| Problem requirements |
Scan the entries below and return each line that contains "More".

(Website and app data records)
BEGIN
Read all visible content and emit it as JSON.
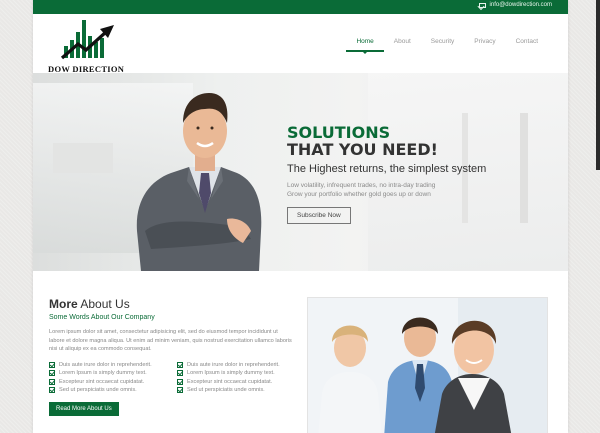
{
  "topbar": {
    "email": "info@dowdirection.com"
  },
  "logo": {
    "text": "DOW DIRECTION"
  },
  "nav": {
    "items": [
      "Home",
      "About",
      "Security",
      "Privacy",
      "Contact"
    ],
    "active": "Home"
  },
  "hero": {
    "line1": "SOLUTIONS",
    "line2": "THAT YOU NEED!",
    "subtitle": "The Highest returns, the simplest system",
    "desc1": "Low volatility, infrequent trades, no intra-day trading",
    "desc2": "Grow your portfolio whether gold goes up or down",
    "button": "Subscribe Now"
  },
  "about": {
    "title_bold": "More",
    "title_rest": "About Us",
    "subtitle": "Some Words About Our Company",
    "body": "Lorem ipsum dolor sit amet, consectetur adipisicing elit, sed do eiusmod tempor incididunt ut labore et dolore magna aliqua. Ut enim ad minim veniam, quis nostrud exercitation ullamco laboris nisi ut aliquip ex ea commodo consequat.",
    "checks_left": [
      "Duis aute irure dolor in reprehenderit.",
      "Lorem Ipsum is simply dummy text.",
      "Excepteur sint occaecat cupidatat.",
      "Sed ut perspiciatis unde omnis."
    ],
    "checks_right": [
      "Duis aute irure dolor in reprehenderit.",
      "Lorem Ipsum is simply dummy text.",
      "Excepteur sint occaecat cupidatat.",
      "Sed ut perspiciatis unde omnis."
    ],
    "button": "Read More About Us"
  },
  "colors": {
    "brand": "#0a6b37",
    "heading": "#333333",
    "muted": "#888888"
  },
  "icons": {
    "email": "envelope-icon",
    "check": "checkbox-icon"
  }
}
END
| Solution to this problem |
    "title_bold": "More",
    "button": "Read More About Us"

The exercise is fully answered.